An eye-opening setup for receiving constructive criticism is the well-known TV show, “Undercover Boss.” The premise of this popular show is to send CEO’s, or the upper echelon of management, undercover to meet the unsung heroes of their company, while also hearing where they fall short in other areas of their brand.
Going into it, the CEO’s often have confidence in how they operate their company in all of its aspects. What they are not prepared for is hearing how they fail, or how their company needs improvement in keeping their business alive and well. Most CEO’s are caught off guard, but take the time to listen to what improvements are being proposed.
When they finally reveal their true identity at the end of the show, the CEO’s take the recommendations made by their employees and ingrain them into the company. It not only makes the employees grateful for being heard, but also honored in that the CEO listened and responded in a positive way.
Instead of being hurt or defensive when hearing criticism, the CEO’s choose to become better, humbler, and smarter in how they can improve and run their company. They walk away stronger persons and leaders, because they allowed themselves to hear and listen to the meaningful advice of those who keep their company alive and thriving.
Time and delivery of constructive criticism are crucial
There is a fine line with delivering constructive criticism, and how it can go well or terribly wrong. When giving criticism, one has to be positive or “constructive” in their approach. Offer insight into how your employee could do better, or what avenues are out there to help them in the field. Give meaningful comprehension into your own struggles, and what you did to become a better employee that led you on a path to becoming a leader.
To simply give criticism, without a sense of purpose or just to beat them down, isn’t effective or professional. You only end up bringing down their spirits, as opposed to growing their potential by enhancing their work ethic. It is not about what you say, but how you say it. Be sure to remember that, especially when it comes to being constructive in giving out criticism or feedback.
One other important factor to remember is do not wait until an annual review or the end of a probationary period to give out constructive criticism.

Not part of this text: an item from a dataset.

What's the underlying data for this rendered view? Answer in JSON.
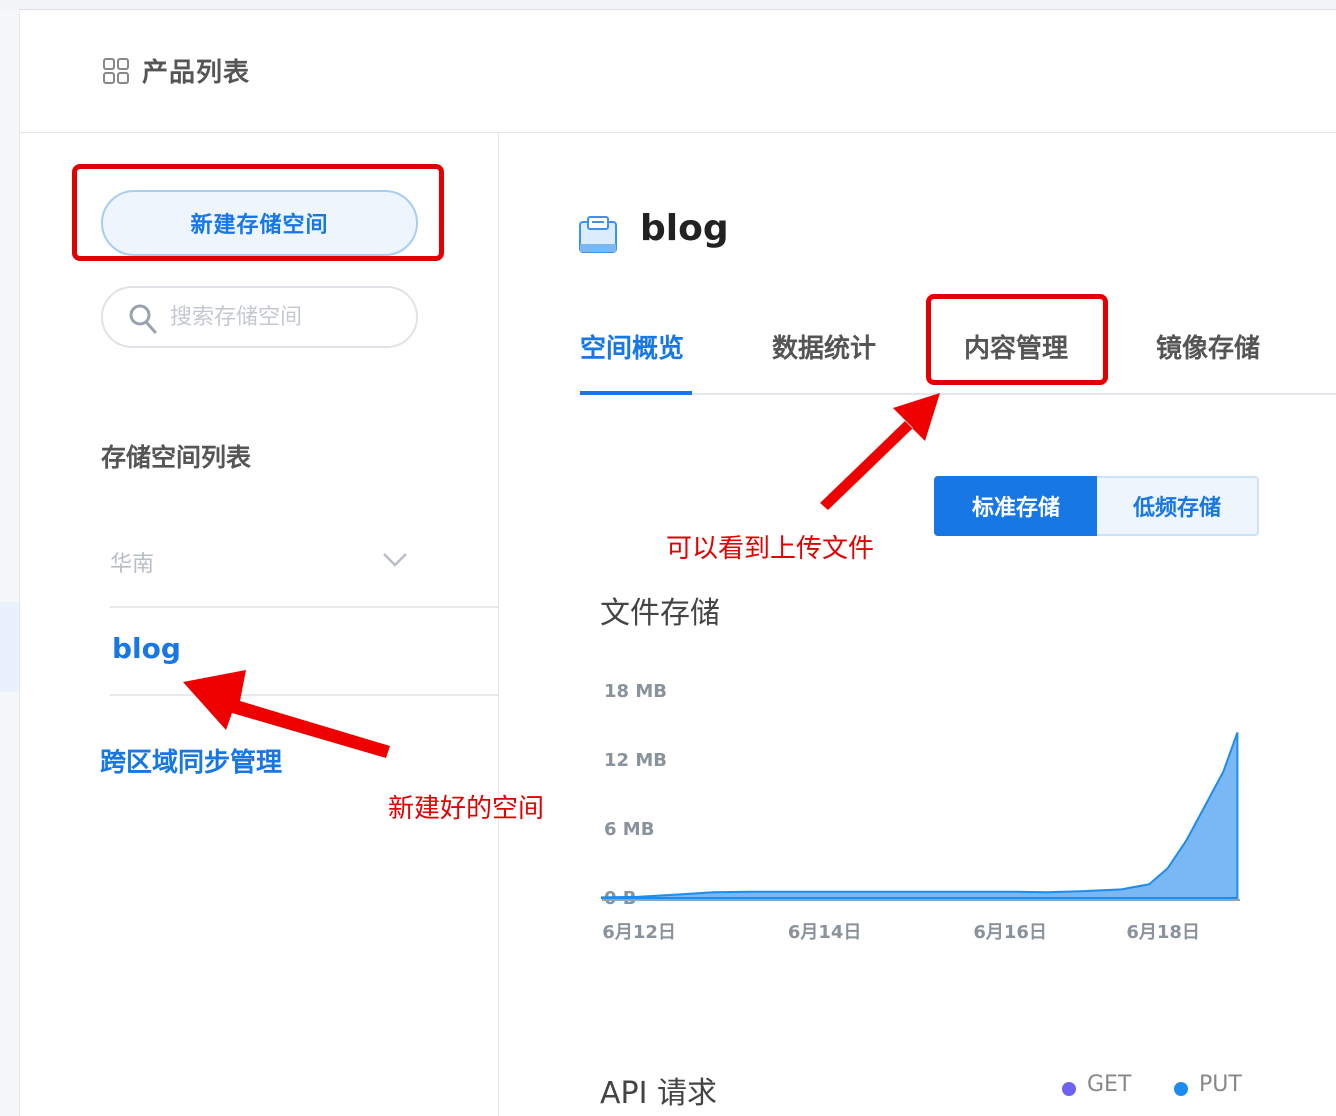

That is almost like waiting until everything is at boiling point, then spilling it out all at once because you can’t hold it in anymore. That kind of execution only comes off as resentful, not meaningful, and puts everyone in a defensive state. Helping others effectively means giving constructive criticism as you see fit and not at the last moment. Building them up and guiding them to be the best employee is to give feedback as a process and not as a stick to beat them down with.
Receiving and giving constructive criticism can be a scary and painful thing to do and hear. However, it is a process that we all have faced in becoming better workers and leaders of the workforce. No one has ever escaped receiving negative feedback, because those individuals wouldn’t be in the position they were in if they weren’t told how they could do better. Only you will ultimately determine how to interpret constructive criticism, and that can be what makes all the difference in becoming a better person, worker, and leader in your field.
Originally published at startupmindset.com on May 3, 2017.